_INPUT DATA_
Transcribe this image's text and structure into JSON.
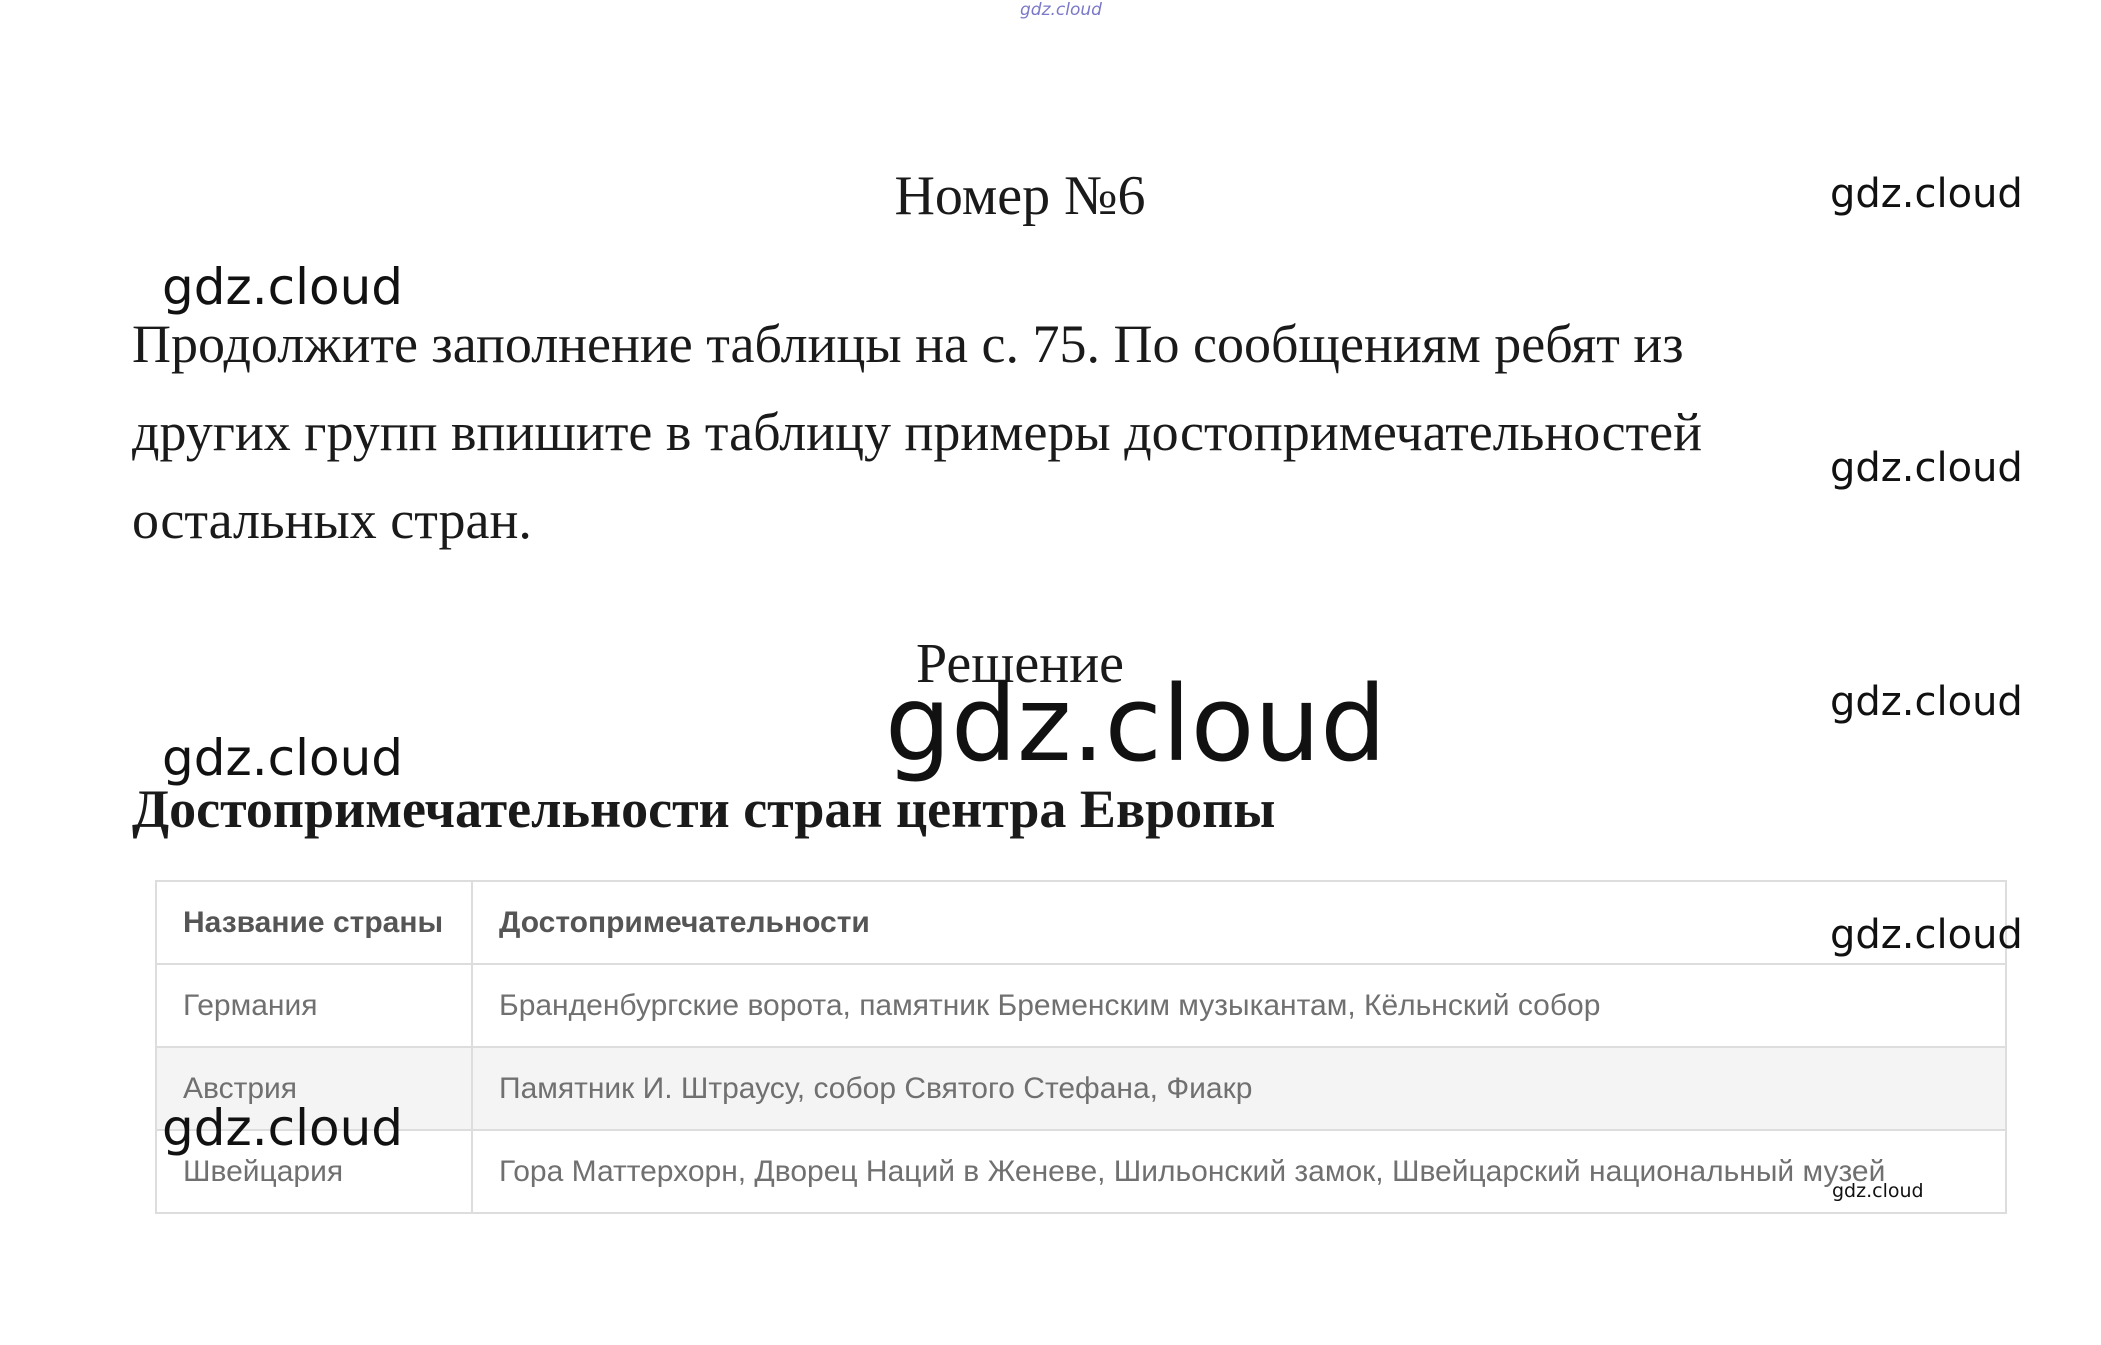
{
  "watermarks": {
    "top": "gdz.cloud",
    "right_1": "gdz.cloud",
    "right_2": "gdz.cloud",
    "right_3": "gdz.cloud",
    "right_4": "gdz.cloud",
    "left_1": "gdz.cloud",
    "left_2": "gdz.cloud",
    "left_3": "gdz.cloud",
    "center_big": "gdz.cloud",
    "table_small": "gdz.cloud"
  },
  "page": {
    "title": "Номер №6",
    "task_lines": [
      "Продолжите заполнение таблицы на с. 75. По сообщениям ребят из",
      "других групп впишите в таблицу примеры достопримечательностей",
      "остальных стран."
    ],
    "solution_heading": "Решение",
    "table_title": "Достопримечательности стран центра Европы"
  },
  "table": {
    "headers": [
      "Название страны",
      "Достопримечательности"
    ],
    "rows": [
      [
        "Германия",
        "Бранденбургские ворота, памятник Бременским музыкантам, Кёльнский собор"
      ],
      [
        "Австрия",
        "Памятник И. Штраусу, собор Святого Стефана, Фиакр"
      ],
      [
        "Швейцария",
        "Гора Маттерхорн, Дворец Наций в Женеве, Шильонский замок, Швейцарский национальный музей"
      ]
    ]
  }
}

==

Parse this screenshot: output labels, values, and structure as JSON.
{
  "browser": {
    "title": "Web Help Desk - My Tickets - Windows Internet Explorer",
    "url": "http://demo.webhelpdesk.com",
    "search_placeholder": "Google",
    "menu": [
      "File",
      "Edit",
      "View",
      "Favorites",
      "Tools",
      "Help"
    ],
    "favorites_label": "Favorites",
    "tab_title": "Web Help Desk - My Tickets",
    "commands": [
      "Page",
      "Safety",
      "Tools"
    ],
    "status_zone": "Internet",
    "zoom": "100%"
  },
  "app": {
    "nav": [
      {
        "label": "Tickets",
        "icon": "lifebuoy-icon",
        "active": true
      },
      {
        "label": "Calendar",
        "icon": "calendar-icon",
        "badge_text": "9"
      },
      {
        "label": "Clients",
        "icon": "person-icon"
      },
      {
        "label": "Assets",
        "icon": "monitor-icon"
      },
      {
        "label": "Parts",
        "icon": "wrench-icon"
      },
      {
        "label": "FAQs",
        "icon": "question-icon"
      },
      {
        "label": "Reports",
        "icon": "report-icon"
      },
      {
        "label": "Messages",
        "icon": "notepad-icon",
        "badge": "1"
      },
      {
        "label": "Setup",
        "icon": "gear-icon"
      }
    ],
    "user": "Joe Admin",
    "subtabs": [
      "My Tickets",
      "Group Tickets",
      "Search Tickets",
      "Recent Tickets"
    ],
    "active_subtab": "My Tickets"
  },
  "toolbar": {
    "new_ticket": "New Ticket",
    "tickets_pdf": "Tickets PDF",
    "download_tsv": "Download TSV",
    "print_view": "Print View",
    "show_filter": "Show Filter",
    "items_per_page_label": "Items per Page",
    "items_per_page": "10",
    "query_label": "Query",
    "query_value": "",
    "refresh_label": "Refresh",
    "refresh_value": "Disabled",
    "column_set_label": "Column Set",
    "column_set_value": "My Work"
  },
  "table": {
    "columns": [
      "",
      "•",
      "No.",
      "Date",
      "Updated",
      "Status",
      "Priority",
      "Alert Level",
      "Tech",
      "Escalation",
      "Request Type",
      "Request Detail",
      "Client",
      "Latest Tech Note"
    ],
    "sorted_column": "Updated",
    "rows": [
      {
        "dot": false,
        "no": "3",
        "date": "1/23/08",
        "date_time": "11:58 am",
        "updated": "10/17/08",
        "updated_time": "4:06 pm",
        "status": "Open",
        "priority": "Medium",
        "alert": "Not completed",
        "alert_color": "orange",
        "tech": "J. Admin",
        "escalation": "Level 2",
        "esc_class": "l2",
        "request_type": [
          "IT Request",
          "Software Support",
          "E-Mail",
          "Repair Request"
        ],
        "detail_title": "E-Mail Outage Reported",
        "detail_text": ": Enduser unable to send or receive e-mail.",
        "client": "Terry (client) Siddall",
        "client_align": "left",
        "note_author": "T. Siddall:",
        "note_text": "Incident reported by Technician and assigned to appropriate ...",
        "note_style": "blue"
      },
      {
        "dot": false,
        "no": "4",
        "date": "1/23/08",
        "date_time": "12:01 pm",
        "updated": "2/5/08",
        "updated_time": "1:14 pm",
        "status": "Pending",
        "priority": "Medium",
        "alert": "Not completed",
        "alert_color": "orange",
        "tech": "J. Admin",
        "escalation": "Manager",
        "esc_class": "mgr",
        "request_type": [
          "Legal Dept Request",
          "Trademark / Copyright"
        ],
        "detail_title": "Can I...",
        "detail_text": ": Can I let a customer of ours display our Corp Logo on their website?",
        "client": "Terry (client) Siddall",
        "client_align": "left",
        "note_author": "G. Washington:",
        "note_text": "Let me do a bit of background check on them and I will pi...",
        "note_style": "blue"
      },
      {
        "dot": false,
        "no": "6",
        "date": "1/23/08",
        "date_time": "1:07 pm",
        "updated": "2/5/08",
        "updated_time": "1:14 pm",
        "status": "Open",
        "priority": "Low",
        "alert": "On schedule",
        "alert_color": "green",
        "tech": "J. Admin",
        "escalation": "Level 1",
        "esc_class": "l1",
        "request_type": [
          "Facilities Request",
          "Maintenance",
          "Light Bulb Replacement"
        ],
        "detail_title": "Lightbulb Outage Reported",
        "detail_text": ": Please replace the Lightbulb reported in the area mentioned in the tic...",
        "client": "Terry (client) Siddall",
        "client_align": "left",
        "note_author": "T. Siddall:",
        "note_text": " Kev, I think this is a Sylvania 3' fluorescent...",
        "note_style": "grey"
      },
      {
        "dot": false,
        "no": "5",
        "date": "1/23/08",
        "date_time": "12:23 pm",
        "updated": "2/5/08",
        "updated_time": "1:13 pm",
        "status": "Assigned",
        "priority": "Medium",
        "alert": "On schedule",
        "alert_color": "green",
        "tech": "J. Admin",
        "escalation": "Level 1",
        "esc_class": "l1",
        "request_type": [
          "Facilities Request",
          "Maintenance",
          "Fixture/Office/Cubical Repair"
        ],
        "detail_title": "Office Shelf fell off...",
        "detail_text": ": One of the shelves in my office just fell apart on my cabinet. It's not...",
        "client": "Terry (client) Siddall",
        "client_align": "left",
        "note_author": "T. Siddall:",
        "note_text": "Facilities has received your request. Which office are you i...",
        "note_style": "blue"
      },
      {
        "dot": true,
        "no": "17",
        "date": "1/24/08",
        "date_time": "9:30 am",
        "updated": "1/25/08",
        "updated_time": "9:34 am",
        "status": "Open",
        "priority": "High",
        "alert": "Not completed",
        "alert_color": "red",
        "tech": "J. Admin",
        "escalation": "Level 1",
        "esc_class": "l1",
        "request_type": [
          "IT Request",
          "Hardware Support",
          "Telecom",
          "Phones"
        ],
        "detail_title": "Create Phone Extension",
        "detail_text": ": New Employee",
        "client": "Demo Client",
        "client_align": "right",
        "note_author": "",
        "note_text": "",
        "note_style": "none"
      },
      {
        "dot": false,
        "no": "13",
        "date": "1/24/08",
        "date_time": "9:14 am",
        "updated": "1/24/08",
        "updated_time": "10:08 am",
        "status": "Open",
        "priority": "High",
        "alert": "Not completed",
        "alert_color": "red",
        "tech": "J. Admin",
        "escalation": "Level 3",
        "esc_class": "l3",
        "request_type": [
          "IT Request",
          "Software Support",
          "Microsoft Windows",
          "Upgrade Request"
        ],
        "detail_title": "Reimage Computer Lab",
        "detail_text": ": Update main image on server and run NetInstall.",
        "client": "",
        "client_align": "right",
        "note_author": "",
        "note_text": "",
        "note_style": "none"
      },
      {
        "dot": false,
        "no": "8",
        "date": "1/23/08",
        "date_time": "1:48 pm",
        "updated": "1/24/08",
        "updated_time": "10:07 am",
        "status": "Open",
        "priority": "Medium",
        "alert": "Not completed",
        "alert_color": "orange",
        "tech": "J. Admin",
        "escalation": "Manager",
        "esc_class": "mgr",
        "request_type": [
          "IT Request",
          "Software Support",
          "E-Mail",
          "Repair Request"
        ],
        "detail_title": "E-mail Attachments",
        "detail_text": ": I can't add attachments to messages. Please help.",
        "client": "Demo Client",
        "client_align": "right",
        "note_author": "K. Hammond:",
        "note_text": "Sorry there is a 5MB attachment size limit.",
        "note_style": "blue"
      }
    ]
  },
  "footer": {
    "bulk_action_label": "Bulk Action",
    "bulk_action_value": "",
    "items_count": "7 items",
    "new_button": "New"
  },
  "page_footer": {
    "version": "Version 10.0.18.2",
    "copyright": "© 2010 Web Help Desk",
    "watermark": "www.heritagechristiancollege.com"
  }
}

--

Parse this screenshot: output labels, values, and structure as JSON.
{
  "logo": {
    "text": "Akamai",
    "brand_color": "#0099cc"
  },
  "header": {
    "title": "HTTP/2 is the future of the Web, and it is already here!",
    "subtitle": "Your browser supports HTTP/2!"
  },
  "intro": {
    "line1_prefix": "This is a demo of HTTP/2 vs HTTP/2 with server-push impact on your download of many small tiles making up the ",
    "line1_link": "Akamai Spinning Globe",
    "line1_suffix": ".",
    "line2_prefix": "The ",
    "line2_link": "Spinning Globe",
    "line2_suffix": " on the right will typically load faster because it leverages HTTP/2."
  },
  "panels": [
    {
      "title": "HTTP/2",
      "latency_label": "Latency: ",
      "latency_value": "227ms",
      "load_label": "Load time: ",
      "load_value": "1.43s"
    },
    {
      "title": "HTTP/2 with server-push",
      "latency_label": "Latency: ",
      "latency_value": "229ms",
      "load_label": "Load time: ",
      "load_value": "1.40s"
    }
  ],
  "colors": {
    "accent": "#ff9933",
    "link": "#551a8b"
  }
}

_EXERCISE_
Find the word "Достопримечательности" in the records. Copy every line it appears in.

_RESULT OF THIS EXERCISE_
    "table_title": "Достопримечательности стран центра Европы"
      "Достопримечательности"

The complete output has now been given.